» **WHAT YOU SHOULD DO**: Pick out the lines below with "rtthread" and list them.

» **AVAILABLE DATA**:
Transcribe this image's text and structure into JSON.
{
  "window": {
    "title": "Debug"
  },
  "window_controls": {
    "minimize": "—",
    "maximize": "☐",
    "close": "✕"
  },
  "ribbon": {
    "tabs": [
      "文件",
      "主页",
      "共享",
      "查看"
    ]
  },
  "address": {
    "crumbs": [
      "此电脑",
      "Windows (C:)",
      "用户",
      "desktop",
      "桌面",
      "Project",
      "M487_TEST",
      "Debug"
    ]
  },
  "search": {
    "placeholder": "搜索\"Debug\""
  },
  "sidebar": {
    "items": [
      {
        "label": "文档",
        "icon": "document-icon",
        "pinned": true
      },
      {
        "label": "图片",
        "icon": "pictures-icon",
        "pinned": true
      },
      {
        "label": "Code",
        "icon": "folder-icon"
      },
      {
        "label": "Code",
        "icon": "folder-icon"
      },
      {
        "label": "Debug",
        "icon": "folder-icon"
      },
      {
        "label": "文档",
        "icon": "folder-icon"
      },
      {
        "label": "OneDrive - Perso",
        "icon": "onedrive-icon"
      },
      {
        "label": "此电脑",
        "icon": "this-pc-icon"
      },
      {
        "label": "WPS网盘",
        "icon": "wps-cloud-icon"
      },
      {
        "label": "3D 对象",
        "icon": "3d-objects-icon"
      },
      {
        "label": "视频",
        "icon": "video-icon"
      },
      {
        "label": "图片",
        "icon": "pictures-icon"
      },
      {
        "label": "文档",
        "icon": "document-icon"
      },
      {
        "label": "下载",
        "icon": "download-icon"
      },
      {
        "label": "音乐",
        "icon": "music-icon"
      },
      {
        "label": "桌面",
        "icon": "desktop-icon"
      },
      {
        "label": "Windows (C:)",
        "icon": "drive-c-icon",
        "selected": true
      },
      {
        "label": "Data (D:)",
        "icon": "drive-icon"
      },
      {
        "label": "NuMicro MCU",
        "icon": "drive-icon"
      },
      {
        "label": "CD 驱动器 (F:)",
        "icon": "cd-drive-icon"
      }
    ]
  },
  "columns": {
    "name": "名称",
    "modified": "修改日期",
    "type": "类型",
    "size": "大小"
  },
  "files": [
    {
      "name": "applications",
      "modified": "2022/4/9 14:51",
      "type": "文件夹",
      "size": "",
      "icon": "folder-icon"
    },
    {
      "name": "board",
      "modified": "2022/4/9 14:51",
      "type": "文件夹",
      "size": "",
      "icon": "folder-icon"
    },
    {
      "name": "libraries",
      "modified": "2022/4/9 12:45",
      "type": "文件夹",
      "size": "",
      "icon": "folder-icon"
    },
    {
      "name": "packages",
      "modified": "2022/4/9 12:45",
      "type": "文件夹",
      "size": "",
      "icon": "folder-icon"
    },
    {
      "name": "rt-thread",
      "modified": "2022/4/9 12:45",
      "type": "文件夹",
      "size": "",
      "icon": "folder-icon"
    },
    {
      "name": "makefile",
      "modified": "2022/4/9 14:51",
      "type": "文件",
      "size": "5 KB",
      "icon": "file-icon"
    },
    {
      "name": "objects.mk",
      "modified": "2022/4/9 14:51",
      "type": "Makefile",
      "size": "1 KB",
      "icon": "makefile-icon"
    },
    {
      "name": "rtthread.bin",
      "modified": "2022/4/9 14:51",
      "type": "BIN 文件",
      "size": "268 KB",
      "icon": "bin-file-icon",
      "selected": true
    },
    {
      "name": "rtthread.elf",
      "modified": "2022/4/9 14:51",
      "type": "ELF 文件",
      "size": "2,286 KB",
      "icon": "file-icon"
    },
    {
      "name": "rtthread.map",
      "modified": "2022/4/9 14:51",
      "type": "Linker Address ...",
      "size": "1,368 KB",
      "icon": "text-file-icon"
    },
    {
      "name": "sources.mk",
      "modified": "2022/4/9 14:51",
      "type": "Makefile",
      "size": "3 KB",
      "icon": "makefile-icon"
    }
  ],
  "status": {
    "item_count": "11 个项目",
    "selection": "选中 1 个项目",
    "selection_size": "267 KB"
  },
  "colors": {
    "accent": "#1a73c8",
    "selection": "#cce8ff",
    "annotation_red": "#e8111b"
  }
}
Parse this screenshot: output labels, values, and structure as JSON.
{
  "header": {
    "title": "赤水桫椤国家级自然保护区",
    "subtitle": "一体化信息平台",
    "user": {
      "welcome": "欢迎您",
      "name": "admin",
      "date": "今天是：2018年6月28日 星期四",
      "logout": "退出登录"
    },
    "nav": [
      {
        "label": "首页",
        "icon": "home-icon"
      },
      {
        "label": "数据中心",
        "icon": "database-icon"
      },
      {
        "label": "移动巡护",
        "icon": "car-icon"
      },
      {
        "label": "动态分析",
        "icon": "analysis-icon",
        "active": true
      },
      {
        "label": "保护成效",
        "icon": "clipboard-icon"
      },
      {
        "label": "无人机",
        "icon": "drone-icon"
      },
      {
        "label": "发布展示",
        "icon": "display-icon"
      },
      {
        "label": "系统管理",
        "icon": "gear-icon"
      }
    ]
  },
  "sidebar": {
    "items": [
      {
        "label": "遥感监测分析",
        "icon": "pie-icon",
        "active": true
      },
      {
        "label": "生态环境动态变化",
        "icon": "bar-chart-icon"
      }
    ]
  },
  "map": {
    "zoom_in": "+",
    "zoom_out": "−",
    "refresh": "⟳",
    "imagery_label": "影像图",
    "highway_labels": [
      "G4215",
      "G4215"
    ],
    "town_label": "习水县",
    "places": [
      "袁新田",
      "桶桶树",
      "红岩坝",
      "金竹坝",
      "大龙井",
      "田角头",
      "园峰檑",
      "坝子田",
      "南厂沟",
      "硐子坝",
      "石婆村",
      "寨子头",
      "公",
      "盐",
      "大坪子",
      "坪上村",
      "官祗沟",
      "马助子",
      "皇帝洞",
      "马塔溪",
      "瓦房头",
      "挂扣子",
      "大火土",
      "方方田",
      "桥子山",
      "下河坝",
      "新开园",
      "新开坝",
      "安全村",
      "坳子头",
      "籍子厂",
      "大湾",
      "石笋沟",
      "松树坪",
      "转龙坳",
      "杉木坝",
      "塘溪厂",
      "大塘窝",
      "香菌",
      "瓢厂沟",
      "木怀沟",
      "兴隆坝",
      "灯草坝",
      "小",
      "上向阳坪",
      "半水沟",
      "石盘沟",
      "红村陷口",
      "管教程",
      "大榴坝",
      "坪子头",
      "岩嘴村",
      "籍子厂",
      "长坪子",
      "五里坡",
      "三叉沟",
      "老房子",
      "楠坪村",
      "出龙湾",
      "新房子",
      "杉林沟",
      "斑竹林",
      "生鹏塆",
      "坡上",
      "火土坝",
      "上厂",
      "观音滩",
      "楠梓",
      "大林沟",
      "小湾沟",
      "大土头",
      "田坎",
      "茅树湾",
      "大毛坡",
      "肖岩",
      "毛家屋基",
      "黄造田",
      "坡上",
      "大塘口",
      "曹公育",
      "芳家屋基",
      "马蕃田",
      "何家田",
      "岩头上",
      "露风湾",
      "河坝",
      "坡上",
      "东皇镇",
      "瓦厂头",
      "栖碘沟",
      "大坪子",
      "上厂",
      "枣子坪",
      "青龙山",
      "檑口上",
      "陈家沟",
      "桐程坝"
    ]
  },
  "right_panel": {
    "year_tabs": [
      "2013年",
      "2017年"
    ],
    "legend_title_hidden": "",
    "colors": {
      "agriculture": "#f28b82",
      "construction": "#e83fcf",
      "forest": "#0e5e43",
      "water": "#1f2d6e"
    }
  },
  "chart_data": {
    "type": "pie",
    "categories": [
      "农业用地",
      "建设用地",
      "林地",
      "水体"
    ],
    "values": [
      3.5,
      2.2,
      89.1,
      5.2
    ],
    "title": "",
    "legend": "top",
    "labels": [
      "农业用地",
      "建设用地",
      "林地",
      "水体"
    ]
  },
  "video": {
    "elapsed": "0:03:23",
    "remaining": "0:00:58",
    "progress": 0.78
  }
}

» **WORKED SOLUTION**:
      "name": "rtthread.bin",
      "name": "rtthread.elf",
      "name": "rtthread.map",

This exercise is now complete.